More information has leaked out regarding Nvidia’s upcoming GPU launch and the new RTX (not GTX) family of GPUs. The launch is rather imminent, but in the name of gathering up the data (to see if it accurately reflects real life, if nothing else), here you are.
Launching a Ti variant immediately is an unusual step for Nvidia, which has historically debuted the Ti version of a GPU some months after launching the standard flavor. The TU104-400-A1 will power the RTX 2080 with a rumored 3072 cores. That’s a modest improvement from the 2560 cores in a GTX 1080, and it’ll undoubtedly help improve top-end performance alongside whatever changes or IPC-boosting enhancements Nvidia bakes into its next card.
Images like this suggest that the full-fat version of T104 (or GT104, that’s not clear yet) uses a 256-bit memory interface for its GPU, based on the presence of eight memory ICs (memory channels are typically 32-bits wide, with one channel per IC). The GPUs in these cards are reportedly built on 12nm process technology — which, again, is a refined 16/14nm node at TSMC, Samsung, or GlobalFoundries. TSMC is the most likely builder here.
Price bands on these cards aren’t known yet but aren’t expected to greatly depart from GTX 1080 and 1080 Ti pricing. That would put the RTX 2080 in the $500 – $600 range and the 2080 Ti in the $700 – $800 range. Nvidia, however, might feel it has more leeway to adjust pricing based on the lack of near-term competitive launches from AMD and the length of time since its last update. With Pascal having launched in May 2016 and RTX cards widely expected not to ship for at least a few more weeks, Nvidia has actually set a new record for the length of time in between GPU updates at the top-end, beating out AMD’s more-than-two-year gap between Fury X and Vega (albeit not by very much).

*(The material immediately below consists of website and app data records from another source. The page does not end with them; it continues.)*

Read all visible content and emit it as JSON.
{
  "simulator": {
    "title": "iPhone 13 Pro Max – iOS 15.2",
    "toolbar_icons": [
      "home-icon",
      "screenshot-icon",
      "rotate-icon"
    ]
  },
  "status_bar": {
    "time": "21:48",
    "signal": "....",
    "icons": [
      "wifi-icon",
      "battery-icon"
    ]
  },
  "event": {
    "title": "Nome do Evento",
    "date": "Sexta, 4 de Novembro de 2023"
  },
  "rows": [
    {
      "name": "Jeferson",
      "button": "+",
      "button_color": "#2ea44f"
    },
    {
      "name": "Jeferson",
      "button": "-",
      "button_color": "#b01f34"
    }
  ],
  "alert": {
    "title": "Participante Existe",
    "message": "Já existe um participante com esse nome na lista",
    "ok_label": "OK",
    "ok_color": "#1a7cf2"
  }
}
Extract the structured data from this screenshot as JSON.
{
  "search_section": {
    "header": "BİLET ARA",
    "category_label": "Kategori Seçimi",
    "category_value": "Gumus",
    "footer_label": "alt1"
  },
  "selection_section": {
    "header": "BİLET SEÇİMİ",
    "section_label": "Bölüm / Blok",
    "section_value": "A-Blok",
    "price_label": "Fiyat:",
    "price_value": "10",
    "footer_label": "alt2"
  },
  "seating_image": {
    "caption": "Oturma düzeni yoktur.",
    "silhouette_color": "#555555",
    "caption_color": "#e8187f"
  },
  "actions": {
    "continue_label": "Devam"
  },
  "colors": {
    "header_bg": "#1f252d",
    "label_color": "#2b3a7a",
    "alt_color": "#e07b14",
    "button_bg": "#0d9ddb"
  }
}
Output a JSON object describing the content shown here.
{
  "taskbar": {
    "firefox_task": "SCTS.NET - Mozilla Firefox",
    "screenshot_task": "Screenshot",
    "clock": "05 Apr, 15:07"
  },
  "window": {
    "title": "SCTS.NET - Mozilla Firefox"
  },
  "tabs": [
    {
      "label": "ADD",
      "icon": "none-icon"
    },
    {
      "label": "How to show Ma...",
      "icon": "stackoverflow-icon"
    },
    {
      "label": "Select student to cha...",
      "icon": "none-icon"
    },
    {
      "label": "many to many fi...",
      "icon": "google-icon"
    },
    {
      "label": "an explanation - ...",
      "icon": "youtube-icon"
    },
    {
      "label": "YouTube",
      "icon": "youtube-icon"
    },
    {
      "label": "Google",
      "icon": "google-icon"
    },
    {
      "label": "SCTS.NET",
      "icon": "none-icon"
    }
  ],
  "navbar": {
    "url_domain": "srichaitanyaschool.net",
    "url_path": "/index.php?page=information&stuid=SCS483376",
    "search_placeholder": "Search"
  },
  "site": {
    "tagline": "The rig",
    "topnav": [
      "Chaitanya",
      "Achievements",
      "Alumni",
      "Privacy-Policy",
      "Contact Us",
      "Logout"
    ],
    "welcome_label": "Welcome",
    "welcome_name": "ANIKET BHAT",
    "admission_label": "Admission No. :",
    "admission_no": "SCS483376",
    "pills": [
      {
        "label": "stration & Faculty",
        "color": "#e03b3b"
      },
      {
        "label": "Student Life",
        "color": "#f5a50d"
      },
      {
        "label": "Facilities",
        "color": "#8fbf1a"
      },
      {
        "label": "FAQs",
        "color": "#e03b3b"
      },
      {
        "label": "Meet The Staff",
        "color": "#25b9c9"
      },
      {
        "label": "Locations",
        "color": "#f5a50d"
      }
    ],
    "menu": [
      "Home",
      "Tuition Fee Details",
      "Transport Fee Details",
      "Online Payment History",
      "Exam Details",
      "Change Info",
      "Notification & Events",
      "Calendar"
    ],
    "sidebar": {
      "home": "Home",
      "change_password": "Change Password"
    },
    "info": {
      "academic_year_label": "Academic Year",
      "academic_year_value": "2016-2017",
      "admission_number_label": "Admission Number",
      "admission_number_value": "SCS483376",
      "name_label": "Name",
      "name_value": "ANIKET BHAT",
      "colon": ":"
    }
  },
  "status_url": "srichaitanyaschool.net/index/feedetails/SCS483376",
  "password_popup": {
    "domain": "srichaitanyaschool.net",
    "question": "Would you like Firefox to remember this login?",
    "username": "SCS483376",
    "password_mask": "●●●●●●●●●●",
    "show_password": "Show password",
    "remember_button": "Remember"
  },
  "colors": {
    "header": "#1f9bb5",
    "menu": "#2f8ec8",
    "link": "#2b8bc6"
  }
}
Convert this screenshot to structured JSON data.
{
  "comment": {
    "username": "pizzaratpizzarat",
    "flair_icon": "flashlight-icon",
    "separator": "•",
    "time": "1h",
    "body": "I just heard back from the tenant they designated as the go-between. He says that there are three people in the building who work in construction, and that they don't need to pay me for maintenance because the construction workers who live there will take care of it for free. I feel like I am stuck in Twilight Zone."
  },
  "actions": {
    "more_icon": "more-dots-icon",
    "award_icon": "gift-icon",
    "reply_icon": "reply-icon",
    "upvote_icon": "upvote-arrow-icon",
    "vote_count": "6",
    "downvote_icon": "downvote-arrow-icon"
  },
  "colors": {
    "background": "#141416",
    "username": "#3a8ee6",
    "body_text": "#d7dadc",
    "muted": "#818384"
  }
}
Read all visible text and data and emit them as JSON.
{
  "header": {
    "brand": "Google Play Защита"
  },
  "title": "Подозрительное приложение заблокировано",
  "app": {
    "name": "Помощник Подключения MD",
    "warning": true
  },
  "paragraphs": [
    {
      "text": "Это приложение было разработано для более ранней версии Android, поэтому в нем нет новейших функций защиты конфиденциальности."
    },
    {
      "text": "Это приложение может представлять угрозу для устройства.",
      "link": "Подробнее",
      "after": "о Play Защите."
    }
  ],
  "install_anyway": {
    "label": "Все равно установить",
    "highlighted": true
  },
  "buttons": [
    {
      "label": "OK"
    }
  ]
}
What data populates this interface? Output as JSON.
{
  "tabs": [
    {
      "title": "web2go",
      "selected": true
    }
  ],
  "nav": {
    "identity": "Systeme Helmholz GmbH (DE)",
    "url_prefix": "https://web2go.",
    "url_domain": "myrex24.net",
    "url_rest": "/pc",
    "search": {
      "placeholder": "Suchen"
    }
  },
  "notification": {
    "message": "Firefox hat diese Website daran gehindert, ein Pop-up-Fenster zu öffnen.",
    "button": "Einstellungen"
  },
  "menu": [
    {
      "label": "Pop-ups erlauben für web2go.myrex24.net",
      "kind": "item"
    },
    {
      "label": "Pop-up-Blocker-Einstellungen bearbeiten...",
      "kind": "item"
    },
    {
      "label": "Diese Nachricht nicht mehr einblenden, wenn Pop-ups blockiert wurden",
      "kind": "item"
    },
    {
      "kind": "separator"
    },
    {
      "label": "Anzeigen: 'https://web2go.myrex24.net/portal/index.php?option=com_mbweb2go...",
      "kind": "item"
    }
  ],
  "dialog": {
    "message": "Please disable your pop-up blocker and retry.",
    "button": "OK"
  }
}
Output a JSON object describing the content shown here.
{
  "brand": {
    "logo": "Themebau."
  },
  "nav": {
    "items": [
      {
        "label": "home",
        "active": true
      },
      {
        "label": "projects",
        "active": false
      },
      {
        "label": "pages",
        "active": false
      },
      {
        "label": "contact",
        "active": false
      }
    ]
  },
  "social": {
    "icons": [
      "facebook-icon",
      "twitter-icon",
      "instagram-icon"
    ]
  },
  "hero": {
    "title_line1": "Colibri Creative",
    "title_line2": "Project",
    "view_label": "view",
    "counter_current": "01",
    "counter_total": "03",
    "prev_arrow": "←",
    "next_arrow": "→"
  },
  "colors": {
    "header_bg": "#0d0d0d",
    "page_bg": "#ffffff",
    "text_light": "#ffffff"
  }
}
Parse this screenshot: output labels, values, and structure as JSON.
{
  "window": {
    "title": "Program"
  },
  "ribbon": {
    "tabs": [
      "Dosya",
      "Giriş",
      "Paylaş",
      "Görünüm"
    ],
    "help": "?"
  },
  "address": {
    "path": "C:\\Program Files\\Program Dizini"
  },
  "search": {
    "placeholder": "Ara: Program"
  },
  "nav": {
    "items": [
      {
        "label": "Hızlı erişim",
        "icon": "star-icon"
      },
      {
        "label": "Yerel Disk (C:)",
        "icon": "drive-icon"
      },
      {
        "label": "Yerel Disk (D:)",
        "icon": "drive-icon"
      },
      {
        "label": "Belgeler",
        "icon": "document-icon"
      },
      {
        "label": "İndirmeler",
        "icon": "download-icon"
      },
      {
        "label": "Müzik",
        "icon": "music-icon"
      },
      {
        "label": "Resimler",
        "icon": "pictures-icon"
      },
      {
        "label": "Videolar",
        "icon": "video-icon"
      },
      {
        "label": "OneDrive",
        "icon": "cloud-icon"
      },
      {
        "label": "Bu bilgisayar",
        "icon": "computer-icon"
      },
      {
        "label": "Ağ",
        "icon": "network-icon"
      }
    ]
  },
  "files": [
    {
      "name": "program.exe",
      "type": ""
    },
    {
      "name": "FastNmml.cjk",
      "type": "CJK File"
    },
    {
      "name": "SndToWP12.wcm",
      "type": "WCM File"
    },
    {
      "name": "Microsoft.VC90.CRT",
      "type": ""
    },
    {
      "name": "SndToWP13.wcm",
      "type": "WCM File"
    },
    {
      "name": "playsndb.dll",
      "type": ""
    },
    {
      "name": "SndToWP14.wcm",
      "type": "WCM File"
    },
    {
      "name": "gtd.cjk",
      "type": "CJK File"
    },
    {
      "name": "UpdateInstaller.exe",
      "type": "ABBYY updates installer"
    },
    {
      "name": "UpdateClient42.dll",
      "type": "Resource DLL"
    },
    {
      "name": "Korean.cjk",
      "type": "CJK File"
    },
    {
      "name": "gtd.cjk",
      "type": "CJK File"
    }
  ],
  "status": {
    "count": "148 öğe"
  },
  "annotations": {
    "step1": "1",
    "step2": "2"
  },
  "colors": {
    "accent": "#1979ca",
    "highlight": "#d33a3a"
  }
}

Nvidia has made ray tracing the major focus of the company’s marketing efforts around the RTX family to-date, but we’ll know more about what that means for consumer workloads by the end of the day.
Nvidia’s New GV100 Brings Volta to the Quadro Family
Nvidia's latest Quadro GPU brings Volta — and ray tracing — to the professional workstation market.
Nvidia’s Titan V Accused of Returning Wrong Answers in Simulations
Nvidia's Titan V may return incorrect answers in certain types of HPC simulations, but the situation isn't currently clear.
How Nvidia’s RTX Real-Time Ray Tracing Works
Ray tracing is the ultimate way to create realistic computer-generated scenes — and at up to 10 hours per frame to render, it's been mostly restricted to movies and advertising, until now. Nvidia has shown real-time ray tracing using its new RTX running on its Volta GPUs.